[[ Dataset excerpts open ]]

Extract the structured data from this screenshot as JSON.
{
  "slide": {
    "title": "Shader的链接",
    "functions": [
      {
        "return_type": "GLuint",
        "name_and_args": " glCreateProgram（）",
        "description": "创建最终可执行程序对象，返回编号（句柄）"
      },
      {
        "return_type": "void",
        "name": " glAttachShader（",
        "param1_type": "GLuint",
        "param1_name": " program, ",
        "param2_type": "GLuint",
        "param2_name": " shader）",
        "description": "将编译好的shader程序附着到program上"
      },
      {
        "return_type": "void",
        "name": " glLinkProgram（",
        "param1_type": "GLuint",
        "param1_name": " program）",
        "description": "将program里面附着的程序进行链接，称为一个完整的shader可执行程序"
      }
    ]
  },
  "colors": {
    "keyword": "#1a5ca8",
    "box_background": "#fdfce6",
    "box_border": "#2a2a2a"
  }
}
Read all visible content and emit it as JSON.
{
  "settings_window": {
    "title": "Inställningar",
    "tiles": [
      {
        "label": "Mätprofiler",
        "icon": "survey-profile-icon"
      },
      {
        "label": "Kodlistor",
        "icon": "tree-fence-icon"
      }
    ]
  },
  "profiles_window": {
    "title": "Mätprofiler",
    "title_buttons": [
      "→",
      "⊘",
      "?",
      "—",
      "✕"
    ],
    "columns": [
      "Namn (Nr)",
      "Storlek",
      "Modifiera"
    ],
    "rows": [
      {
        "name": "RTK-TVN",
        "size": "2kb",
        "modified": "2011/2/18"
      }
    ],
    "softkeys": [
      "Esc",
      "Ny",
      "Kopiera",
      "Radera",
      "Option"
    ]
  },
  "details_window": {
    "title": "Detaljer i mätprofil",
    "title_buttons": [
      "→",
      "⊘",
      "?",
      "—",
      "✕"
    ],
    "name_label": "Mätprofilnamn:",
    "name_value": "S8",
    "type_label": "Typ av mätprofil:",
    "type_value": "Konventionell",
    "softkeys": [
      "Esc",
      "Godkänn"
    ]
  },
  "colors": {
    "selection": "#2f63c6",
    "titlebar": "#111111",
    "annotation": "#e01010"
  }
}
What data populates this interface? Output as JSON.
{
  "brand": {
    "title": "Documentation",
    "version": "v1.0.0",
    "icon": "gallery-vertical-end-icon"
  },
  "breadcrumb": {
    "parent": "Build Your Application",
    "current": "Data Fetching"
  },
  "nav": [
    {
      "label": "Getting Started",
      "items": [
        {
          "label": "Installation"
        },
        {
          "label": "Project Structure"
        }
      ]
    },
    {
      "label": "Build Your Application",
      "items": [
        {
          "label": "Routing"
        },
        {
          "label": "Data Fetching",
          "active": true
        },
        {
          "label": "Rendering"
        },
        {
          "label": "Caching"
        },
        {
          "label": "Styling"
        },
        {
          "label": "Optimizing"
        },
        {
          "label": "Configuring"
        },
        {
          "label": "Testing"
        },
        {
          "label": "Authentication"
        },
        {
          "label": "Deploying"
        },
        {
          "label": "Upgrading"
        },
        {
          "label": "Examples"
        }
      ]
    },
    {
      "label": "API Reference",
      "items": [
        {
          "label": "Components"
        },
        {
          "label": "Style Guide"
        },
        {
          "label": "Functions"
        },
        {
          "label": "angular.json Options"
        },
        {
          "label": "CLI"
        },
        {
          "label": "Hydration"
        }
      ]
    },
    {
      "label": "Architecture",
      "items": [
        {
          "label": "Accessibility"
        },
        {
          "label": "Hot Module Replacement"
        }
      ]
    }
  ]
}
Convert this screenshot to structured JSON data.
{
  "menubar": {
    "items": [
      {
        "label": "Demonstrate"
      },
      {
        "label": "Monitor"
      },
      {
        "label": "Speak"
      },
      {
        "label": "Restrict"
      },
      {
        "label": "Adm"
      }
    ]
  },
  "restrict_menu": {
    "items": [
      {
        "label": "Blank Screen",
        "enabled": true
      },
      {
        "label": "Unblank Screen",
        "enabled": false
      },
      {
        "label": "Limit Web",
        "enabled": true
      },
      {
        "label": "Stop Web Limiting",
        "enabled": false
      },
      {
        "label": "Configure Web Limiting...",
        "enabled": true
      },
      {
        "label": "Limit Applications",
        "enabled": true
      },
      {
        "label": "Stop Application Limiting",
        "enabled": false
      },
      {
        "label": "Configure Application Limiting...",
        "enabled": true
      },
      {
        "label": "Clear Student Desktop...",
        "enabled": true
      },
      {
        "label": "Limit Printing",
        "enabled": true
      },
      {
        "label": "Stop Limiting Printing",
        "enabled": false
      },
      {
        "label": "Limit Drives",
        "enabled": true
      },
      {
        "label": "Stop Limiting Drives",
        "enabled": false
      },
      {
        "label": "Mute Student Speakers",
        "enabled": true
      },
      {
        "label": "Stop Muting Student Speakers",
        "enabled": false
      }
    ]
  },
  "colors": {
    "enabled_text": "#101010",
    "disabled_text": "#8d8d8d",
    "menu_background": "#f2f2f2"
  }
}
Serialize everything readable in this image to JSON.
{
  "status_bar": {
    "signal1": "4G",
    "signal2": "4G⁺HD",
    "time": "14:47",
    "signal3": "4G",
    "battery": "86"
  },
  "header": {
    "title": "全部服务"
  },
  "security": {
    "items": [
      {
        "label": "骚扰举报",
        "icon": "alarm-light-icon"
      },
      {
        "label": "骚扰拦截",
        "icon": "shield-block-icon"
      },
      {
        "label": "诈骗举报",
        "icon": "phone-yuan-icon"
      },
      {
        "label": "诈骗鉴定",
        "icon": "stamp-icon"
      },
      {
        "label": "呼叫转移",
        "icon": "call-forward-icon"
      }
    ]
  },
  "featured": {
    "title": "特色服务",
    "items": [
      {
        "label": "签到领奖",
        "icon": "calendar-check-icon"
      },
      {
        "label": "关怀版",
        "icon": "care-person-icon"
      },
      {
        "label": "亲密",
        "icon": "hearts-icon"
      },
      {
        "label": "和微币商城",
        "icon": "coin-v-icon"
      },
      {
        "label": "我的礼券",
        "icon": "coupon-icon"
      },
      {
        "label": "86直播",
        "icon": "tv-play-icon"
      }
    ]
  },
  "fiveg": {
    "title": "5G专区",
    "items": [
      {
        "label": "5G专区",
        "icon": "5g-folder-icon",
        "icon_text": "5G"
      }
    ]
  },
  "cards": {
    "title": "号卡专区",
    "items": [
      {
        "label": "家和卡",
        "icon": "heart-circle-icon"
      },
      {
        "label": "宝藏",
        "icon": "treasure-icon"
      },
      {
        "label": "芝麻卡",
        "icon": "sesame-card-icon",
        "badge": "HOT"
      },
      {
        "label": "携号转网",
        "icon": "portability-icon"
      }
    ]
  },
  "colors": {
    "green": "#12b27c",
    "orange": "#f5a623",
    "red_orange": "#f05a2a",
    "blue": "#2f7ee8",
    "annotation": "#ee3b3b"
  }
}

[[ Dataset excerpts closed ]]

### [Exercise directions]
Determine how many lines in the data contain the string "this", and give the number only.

### [Answer box]
4